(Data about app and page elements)
········

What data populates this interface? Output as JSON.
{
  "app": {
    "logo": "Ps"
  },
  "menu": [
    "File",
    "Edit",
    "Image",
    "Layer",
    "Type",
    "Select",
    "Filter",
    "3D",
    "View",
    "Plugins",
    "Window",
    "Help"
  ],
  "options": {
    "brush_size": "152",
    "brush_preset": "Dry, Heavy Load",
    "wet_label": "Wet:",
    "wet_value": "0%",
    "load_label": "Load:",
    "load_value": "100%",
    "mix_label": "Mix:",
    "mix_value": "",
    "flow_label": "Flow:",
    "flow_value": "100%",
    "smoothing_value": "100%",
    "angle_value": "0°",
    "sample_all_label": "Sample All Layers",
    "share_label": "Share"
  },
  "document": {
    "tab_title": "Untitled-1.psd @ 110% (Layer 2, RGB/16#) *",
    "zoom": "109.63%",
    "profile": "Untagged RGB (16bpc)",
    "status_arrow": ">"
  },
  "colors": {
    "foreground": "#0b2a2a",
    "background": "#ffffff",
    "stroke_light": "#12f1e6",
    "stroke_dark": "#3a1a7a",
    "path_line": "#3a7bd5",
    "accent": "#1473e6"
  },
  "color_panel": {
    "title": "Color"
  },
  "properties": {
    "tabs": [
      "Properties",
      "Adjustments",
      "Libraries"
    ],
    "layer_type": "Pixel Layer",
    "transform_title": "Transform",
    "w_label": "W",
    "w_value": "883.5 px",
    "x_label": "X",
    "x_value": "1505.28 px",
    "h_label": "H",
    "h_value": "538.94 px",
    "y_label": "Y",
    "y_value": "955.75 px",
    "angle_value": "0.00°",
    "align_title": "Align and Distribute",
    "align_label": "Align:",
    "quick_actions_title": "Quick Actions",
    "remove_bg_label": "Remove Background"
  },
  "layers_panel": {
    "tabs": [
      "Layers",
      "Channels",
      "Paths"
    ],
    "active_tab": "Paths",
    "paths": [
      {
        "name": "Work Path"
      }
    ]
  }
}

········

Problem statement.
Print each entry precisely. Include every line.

Task answer.
What data populates this interface? Output as JSON.
{
  "app": {
    "logo": "Ps"
  },
  "menu": [
    "File",
    "Edit",
    "Image",
    "Layer",
    "Type",
    "Select",
    "Filter",
    "3D",
    "View",
    "Plugins",
    "Window",
    "Help"
  ],
  "options": {
    "brush_size": "152",
    "brush_preset": "Dry, Heavy Load",
    "wet_label": "Wet:",
    "wet_value": "0%",
    "load_label": "Load:",
    "load_value": "100%",
    "mix_label": "Mix:",
    "mix_value": "",
    "flow_label": "Flow:",
    "flow_value": "100%",
    "smoothing_value": "100%",
    "angle_value": "0°",
    "sample_all_label": "Sample All Layers",
    "share_label": "Share"
  },
  "document": {
    "tab_title": "Untitled-1.psd @ 110% (Layer 2, RGB/16#) *",
    "zoom": "109.63%",
    "profile": "Untagged RGB (16bpc)",
    "status_arrow": ">"
  },
  "colors": {
    "foreground": "#0b2a2a",
    "background": "#ffffff",
    "stroke_light": "#12f1e6",
    "stroke_dark": "#3a1a7a",
    "path_line": "#3a7bd5",
    "accent": "#1473e6"
  },
  "color_panel": {
    "title": "Color"
  },
  "properties": {
    "tabs": [
      "Properties",
      "Adjustments",
      "Libraries"
    ],
    "layer_type": "Pixel Layer",
    "transform_title": "Transform",
    "w_label": "W",
    "w_value": "883.5 px",
    "x_label": "X",
    "x_value": "1505.28 px",
    "h_label": "H",
    "h_value": "538.94 px",
    "y_label": "Y",
    "y_value": "955.75 px",
    "angle_value": "0.00°",
    "align_title": "Align and Distribute",
    "align_label": "Align:",
    "quick_actions_title": "Quick Actions",
    "remove_bg_label": "Remove Background"
  },
  "layers_panel": {
    "tabs": [
      "Layers",
      "Channels",
      "Paths"
    ],
    "active_tab": "Paths",
    "paths": [
      {
        "name": "Work Path"
      }
    ]
  }
}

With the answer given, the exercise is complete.